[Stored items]

━━━

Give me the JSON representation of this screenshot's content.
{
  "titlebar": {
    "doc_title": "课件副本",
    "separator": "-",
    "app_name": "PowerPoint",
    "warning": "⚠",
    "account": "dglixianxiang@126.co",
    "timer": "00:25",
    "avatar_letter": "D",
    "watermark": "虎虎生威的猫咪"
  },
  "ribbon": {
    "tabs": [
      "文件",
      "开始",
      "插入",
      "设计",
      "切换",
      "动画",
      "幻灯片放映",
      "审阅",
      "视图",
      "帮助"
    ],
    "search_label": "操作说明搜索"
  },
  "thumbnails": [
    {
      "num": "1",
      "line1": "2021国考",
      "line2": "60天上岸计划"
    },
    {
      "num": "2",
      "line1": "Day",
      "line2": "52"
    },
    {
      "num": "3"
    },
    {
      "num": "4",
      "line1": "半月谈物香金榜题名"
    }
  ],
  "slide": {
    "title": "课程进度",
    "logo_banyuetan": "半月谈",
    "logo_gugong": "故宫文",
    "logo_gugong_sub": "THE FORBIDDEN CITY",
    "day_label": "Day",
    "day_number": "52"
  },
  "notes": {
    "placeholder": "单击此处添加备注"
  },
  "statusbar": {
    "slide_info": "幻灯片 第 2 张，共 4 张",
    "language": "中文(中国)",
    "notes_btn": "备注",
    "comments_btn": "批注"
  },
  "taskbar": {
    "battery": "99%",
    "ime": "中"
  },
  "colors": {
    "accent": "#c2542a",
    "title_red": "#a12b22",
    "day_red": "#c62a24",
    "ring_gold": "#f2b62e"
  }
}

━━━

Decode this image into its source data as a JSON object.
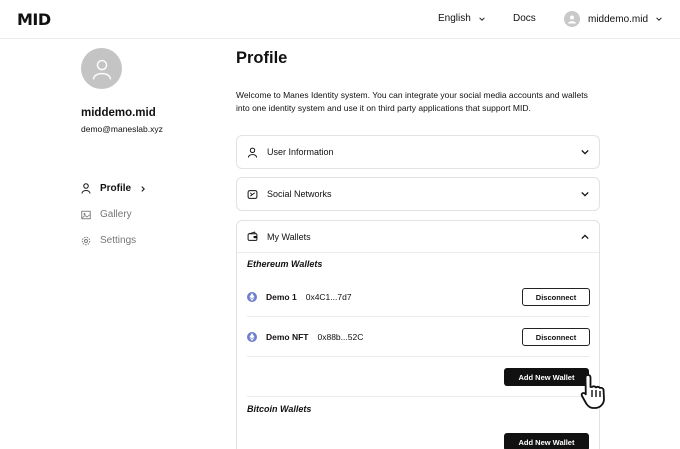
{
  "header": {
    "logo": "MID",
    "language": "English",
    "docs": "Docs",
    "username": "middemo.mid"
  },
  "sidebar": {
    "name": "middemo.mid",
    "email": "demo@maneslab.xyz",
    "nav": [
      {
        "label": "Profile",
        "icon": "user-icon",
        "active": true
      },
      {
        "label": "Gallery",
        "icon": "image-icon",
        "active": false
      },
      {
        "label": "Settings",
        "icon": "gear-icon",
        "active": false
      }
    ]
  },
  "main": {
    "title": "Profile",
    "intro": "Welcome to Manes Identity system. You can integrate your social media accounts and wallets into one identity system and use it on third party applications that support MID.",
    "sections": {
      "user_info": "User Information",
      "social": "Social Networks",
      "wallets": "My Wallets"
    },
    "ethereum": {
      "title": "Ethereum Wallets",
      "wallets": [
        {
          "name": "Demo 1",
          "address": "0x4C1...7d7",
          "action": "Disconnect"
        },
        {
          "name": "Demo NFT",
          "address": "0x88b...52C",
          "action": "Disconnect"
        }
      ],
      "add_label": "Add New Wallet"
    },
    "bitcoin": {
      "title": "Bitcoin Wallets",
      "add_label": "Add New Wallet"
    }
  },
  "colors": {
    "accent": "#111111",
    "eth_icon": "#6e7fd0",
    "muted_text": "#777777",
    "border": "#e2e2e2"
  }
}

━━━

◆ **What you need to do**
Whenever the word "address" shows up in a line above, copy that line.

◆ **Solved exercise**
          "address": "0x4C1...7d7",
          "address": "0x88b...52C",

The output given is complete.